A number of years ago, on Valentine's Day, a couple was enjoying a romantic drive along a wooded section near Belle Chasse, Louisiana. Something white, shimmering in the trees, caught their eyes. Their investigation led them to a dead teenager hanging from a limb, a white bedsheet knotted tightly around his neck. A farewell note, laced with despair, was near the trunk of the tree. It was addressed simply to "Mom and Dad."
I never did develop into a real person and I cannot tolerate the false and empty existence I have created. . . . What frustrated me most in the last year was that I had built no ties to family or friends. There was nothing of lasting worth and value. I led a detached existence. . . . I am a bomb of frustration and should never marry or have children. It is safest to defuse the bomb harmlessly now . . . simply cremate me as John Doe.
Authorities circulated the youth's description and fingerprints to police across the country. He was later buried—unidentified and unclaimed.
Grim and gripping though they are, such scenes and words are not that unusual. Our nervous age seems on trial for its life, and the fuse on the powder keg is becoming shorter by the day! Contrary to popular opinion, people who threaten suicide often mean it. The old myth "those who talk don't jump" is dangerously false. Threats should be taken seriously.
Suicide, the ultimate rejection of one's self, plays no favorites and knows no limit. In my files and memory are unforgettable cases that span the extremes: a successful banker, a disillusioned divorcée, a runaway, the son of a missionary, a mother of three, a wealthy cartoonist, a professional musician, several collegians, a Marine, a retired grandfather, a medical doctor, a middle-aged playboy, a brilliant accountant, a growing number of teens who were in junior and senior high schools. These individuals struggled with feelings of loneliness, worthlessness, insecurity, a lack of hope, intense perfectionism, alienation from meaningful relationships, and a tragic sense of feeling unloved and unlovely.

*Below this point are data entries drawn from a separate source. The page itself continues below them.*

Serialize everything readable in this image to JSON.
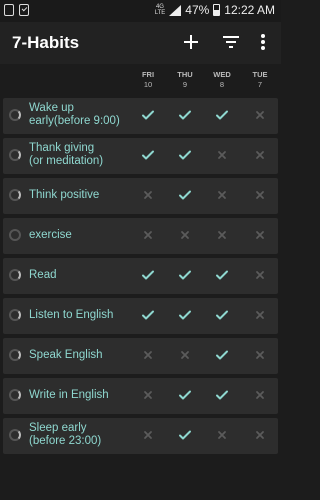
{
  "status_bar": {
    "network": "4G",
    "network_sub": "LTE",
    "battery": "47%",
    "time": "12:22 AM",
    "icons": [
      "shield-icon",
      "clipboard-check-icon",
      "signal-icon",
      "battery-icon"
    ]
  },
  "app_bar": {
    "title": "7-Habits",
    "actions": [
      "add-icon",
      "filter-icon",
      "more-vert-icon"
    ]
  },
  "days": [
    {
      "dow": "FRI",
      "date": "10"
    },
    {
      "dow": "THU",
      "date": "9"
    },
    {
      "dow": "WED",
      "date": "8"
    },
    {
      "dow": "TUE",
      "date": "7"
    }
  ],
  "colors": {
    "check": "#8fd8d0",
    "cross": "#5b5b5b",
    "habit_text": "#8fd8d0",
    "row_bg": "#2d2d2d"
  },
  "habits": [
    {
      "name": "Wake up early(before 9:00)",
      "lines": [
        "Wake up",
        "early(before 9:00)"
      ],
      "ring": "arc",
      "checks": [
        true,
        true,
        true,
        false
      ]
    },
    {
      "name": "Thank giving (or meditation)",
      "lines": [
        "Thank giving",
        "(or meditation)"
      ],
      "ring": "arc",
      "checks": [
        true,
        true,
        false,
        false
      ]
    },
    {
      "name": "Think positive",
      "lines": [
        "Think positive"
      ],
      "ring": "arc",
      "checks": [
        false,
        true,
        false,
        false
      ]
    },
    {
      "name": "exercise",
      "lines": [
        "exercise"
      ],
      "ring": "empty",
      "checks": [
        false,
        false,
        false,
        false
      ]
    },
    {
      "name": "Read",
      "lines": [
        "Read"
      ],
      "ring": "arc",
      "checks": [
        true,
        true,
        true,
        false
      ]
    },
    {
      "name": "Listen to English",
      "lines": [
        "Listen to English"
      ],
      "ring": "arc",
      "checks": [
        true,
        true,
        true,
        false
      ]
    },
    {
      "name": "Speak English",
      "lines": [
        "Speak English"
      ],
      "ring": "arc",
      "checks": [
        false,
        false,
        true,
        false
      ]
    },
    {
      "name": "Write in English",
      "lines": [
        "Write in English"
      ],
      "ring": "arc",
      "checks": [
        false,
        true,
        true,
        false
      ]
    },
    {
      "name": "Sleep early (before 23:00)",
      "lines": [
        "Sleep early",
        "(before 23:00)"
      ],
      "ring": "arc",
      "checks": [
        false,
        true,
        false,
        false
      ]
    }
  ]
}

In all of this darkness, there is one beacon of light. People considering suicide usually want to be rescued. They leave clues that read, "Help me!" They drop hints, consciously or unconsciously, that announce their intentions.

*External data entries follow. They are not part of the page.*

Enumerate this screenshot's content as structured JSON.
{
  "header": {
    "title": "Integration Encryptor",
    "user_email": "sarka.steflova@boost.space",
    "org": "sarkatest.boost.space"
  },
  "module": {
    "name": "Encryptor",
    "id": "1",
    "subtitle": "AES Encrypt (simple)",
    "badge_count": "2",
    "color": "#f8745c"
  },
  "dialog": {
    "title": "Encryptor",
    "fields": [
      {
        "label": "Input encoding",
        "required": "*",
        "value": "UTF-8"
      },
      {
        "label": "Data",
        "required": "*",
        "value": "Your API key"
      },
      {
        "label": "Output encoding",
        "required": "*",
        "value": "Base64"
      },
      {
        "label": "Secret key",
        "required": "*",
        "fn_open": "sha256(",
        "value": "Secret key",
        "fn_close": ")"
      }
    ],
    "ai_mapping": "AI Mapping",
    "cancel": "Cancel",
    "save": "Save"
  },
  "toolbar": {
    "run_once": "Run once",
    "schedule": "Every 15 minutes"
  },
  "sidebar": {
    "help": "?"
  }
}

Sensitive, concerned observers ought to be alert to the signals. Here are a few: (1) talk about suicide; (2) a sudden change in personality; (3) deep depression; (4) physical symptoms—sleeplessness, loss of appetite, decreased sexual drive, drastic weight loss, repeated exhaustion; (5) actual attempts; and (6) crisis situations—death of a loved one, failure at school, loss of a job, marital or home problems, and a lengthy or terminal illness.
These, of course, are not "sure signs," but anyone that seems unusually suspicious warrants your time and offer of help. Occasionally, all that is needed is someone to step in and be a friend . . . a listening ear . . . a support to lean on . . . a shelter in the time of storm. That's genuine Body life! That's Romans 15:1 in action:
We who are strong ought to bear the weaknesses of those without strength.
Certainly you should contact your physician or ask advice from your local suicide prevention hotline if you become reasonably concerned. A close friend, a professional counselor, a church officer, or a pastor might also be of valuable assistance. Don't hesitate to seek advice.
The need is urgent . . . and always great. During the time it took you to read this, numbers of people in America attempted to end their lives.